MH presses pause on septic re-inspection program
By Chad Ingram
Published July 5, 2018
Minden Hills council has decided not to move ahead with a contract with firm WSP Canada to conduct a septic re-inspection program for the township at this time.
As reported earlier by the Times, during a June 14 committee-of-the-whole meeting, Councillor Pam Sayne expressed numerous concerns about the proposed contract, which was the sole bid the township received for the project.
Ontario municipalities have been mandated to create mandatory septic re-inspection programs for their residents, but what was type of inspections are performed, is up to the municipalities themselves.
There are four basic types of septic inspection. Type 1 involves only paperwork and requires no site visit. Type 2 includes a site visit, but inspectors don’t actually look inside the tank. Type 3 involves a lid-off inspection of septic tanks and Type 4 includes a lid-off inspection, and then a second inspection after the tank has been pumped out.
Minden Hills had decide to use Type 4 inspections and late last year issued a request for proposals for the service.
The proposed contract included $100,000 in one-time fees, including $16,500 for two public information sessions the company could conduct. The inspection fees themselves would have been $390 per property, plus taxes.
Sayne, who said she would not support the contract and that it amounted to an open-ended agreement with a large corporation where much of the work would be contracted out to local people anyway.
During a June 28 council meeting, Mayor Brent Devolin said he agreed that moving ahead with the contract the way it was wasn’t the path to take.
“Obviously, there were concerns raised by members of council and certainly since, the public,” Devolin said. “There are some significant reservations, I would put it in a nutshell.”
“Some thoughts are maybe not to rush ahead today,” Devolin said, noting that soon, council would enter the so-called “lame duck,” period, where, in the year of a municipal election, councils are prohibited from making decisions regarding any major expenditures, among other activities.

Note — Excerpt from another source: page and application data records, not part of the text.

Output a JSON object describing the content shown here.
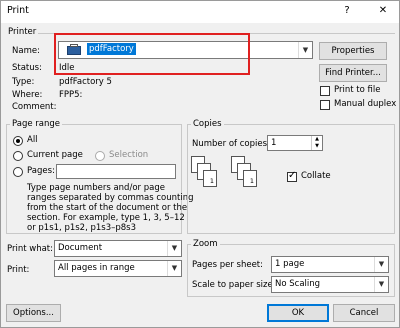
{
  "window": {
    "title": "Print",
    "help": "?",
    "close": "✕"
  },
  "printer": {
    "group_label": "Printer",
    "name_label": "Name:",
    "name_value": "pdfFactory",
    "status_label": "Status:",
    "status_value": "Idle",
    "type_label": "Type:",
    "type_value": "pdfFactory 5",
    "where_label": "Where:",
    "where_value": "FPP5:",
    "comment_label": "Comment:",
    "properties_button": "Properties",
    "find_printer_button": "Find Printer...",
    "print_to_file": "Print to file",
    "manual_duplex": "Manual duplex"
  },
  "page_range": {
    "group_label": "Page range",
    "all": "All",
    "current_page": "Current page",
    "selection": "Selection",
    "pages": "Pages:",
    "help_text_1": "Type page numbers and/or page",
    "help_text_2": "ranges separated by commas counting",
    "help_text_3": "from the start of the document or the",
    "help_text_4": "section. For example, type 1, 3, 5–12",
    "help_text_5": "or p1s1, p1s2, p1s3–p8s3",
    "selected": "all"
  },
  "copies": {
    "group_label": "Copies",
    "number_label": "Number of copies:",
    "number_value": "1",
    "collate": "Collate",
    "collate_checked": true
  },
  "print_options": {
    "print_what_label": "Print what:",
    "print_what_value": "Document",
    "print_label": "Print:",
    "print_value": "All pages in range"
  },
  "zoom": {
    "group_label": "Zoom",
    "pages_per_sheet_label": "Pages per sheet:",
    "pages_per_sheet_value": "1 page",
    "scale_label": "Scale to paper size:",
    "scale_value": "No Scaling"
  },
  "footer": {
    "options_button": "Options...",
    "ok_button": "OK",
    "cancel_button": "Cancel"
  },
  "colors": {
    "highlight": "#e02020",
    "selection": "#0078d7"
  }
}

“Obviously, Councillor Sayne had some impassioned points that she brought, that members of the public substantiated,” Devolin said. He added that in conversations with officials from Dysart et al, which is using Type 4 inspections, that there is high failure rate so far for septic systems in long-held cottaging areas; rates higher than 50 per cent in some areas.
“This is a game-changer in terms of how we may design the program and how it rolls out, and the other part of it is, the capacity of the people who do the repair and the fixing work, what ability we have within the county to deal with some of that,” Devolin said.

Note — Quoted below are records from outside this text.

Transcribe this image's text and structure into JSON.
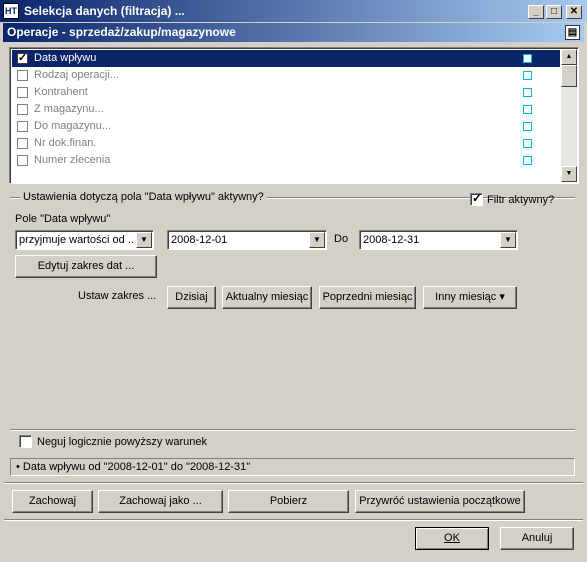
{
  "window": {
    "title": "Selekcja danych (filtracja) ...",
    "icon_text": "HT",
    "minimize_glyph": "_",
    "maximize_glyph": "□",
    "close_glyph": "✕"
  },
  "subtitle": "Operacje - sprzedaż/zakup/magazynowe",
  "fields": [
    {
      "label": "Data wpływu",
      "checked": true,
      "selected": true
    },
    {
      "label": "Rodzaj operacji...",
      "checked": false,
      "selected": false
    },
    {
      "label": "Kontrahent",
      "checked": false,
      "selected": false
    },
    {
      "label": "Z magazynu...",
      "checked": false,
      "selected": false
    },
    {
      "label": "Do magazynu...",
      "checked": false,
      "selected": false
    },
    {
      "label": "Nr dok.finan.",
      "checked": false,
      "selected": false
    },
    {
      "label": "Numer zlecenia",
      "checked": false,
      "selected": false
    }
  ],
  "scroll": {
    "up": "▲",
    "down": "▼"
  },
  "settings": {
    "group_title": "Ustawienia dotyczą pola \"Data wpływu\" aktywny?",
    "filter_active_label": "Filtr aktywny?",
    "filter_active": true,
    "field_label": "Pole \"Data wpływu\"",
    "mode_value": "przyjmuje wartości od ..",
    "from_date": "2008-12-01",
    "to_label": "Do",
    "to_date": "2008-12-31",
    "edit_range_button": "Edytuj zakres dat ...",
    "set_range_label": "Ustaw zakres ...",
    "today_button": "Dzisiaj",
    "current_month_button": "Aktualny miesiąc",
    "previous_month_button": "Poprzedni miesiąc",
    "other_month_button": "Inny miesiąc ▾",
    "dropdown_arrow": "▼"
  },
  "negate_label": "Neguj logicznie powyższy warunek",
  "status_text": "• Data wpływu od \"2008-12-01\" do \"2008-12-31\"",
  "actions": {
    "save": "Zachowaj",
    "save_as": "Zachowaj jako ...",
    "load": "Pobierz",
    "restore": "Przywróć ustawienia początkowe"
  },
  "dialog": {
    "ok": "OK",
    "cancel": "Anuluj"
  },
  "colors": {
    "selection": "#0a246a",
    "marker": "#00b5d8",
    "face": "#d4d0c8"
  }
}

A task force, including Sayne, Councillors Jeanne Anthon, Jean Neville and staff members, will study the issue further.